▶ _HOW TO COMPLETE THIS TASK_:
Find the lines of data that contain the string "FEDEX", then list them.

--------

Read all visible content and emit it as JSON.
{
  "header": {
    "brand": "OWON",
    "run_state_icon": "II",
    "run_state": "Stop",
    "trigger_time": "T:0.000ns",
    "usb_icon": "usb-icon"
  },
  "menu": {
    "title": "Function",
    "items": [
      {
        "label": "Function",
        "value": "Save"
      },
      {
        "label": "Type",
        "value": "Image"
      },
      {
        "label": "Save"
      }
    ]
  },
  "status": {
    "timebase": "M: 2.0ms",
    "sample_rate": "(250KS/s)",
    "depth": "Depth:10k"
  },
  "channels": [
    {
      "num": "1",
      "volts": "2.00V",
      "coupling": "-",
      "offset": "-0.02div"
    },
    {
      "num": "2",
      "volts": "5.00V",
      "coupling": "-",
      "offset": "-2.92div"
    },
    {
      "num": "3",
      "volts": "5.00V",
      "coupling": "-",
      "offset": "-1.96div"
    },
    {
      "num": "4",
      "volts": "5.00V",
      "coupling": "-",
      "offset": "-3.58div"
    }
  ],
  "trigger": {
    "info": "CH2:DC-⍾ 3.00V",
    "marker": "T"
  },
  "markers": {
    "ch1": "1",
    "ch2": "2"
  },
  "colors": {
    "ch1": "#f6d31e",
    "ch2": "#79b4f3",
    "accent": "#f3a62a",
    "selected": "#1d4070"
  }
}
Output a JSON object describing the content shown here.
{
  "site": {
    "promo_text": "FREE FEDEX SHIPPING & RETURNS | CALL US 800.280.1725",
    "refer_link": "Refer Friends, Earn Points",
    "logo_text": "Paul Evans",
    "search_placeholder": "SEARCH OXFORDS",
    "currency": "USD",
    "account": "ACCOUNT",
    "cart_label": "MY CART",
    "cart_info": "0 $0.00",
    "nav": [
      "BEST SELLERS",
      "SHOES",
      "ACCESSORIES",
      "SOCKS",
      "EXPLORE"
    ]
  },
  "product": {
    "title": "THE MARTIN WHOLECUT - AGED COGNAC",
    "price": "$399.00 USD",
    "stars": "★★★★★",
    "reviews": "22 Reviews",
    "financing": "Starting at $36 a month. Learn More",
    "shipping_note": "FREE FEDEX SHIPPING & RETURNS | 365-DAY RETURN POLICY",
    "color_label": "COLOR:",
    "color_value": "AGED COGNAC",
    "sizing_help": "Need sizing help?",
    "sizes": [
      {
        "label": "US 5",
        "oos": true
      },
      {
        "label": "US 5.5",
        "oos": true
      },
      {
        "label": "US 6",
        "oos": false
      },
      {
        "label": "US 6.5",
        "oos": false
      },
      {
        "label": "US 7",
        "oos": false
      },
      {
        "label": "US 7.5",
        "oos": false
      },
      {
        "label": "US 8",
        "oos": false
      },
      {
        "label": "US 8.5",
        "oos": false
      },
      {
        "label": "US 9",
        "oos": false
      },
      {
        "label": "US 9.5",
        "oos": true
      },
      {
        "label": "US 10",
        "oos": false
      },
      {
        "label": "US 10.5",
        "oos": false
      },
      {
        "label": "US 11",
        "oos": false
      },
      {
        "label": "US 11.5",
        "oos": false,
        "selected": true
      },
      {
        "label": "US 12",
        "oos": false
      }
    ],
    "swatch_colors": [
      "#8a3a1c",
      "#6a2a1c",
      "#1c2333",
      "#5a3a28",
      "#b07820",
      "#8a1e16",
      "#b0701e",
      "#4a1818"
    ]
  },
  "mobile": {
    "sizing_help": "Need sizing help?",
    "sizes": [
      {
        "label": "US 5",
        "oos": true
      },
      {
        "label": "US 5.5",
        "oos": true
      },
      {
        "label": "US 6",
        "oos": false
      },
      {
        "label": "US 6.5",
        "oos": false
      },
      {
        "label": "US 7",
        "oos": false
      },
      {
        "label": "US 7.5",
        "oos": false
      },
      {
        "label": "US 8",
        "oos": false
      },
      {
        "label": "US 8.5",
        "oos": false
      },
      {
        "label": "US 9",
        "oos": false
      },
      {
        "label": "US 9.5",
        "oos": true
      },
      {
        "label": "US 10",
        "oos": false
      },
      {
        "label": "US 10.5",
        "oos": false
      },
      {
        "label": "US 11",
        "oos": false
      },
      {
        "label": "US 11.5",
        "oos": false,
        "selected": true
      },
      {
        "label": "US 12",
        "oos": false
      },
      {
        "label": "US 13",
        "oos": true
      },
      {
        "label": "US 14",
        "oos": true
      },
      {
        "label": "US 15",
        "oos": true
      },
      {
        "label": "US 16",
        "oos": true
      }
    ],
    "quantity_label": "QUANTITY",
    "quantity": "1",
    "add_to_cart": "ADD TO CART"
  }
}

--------

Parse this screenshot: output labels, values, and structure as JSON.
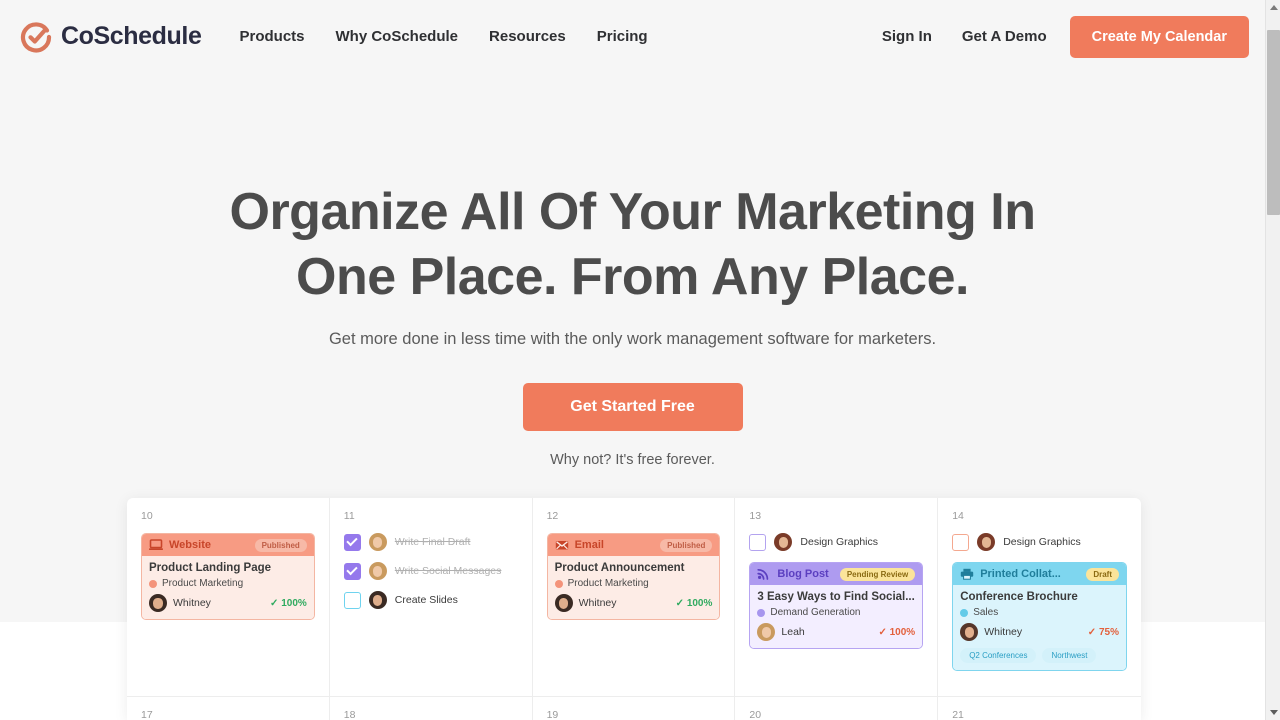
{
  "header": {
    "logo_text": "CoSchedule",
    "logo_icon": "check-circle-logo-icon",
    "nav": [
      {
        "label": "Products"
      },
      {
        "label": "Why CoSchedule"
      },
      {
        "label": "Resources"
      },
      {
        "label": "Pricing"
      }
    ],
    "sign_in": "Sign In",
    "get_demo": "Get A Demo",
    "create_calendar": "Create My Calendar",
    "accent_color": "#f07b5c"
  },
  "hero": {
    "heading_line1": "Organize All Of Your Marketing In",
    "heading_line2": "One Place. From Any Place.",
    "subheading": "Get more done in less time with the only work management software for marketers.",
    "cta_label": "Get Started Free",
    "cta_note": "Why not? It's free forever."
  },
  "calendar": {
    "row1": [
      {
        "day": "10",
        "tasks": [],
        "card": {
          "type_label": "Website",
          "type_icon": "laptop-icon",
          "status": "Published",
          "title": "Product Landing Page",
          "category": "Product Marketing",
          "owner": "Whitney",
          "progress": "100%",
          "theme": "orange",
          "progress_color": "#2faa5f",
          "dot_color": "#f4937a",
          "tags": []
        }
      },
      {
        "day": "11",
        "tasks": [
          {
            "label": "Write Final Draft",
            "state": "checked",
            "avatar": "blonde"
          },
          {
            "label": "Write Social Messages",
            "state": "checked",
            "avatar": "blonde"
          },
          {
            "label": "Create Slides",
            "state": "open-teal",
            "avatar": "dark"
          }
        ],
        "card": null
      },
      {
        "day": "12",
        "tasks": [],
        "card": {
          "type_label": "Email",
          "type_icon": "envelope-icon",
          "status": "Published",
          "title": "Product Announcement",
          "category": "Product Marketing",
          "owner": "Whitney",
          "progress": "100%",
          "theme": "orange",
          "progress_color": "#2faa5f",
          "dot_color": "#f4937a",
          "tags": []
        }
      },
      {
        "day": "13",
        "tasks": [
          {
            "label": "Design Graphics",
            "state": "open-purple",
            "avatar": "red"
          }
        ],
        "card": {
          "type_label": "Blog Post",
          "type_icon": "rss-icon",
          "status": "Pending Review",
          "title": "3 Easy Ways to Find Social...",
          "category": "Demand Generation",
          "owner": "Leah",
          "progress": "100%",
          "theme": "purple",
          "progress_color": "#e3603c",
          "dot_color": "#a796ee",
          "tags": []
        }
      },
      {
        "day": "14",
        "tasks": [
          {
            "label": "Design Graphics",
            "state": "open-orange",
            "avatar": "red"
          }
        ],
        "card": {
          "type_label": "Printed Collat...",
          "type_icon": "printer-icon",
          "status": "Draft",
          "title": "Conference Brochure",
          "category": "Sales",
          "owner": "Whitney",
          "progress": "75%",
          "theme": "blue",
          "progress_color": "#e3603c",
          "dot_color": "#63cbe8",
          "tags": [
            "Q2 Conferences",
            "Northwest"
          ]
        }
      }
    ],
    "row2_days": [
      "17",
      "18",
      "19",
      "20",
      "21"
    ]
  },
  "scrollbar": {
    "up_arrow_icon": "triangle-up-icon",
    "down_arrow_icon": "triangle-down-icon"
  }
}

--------

▶ _SOLVED EXERCISE_:
    "promo_text": "FREE FEDEX SHIPPING & RETURNS | CALL US 800.280.1725",
    "shipping_note": "FREE FEDEX SHIPPING & RETURNS | 365-DAY RETURN POLICY",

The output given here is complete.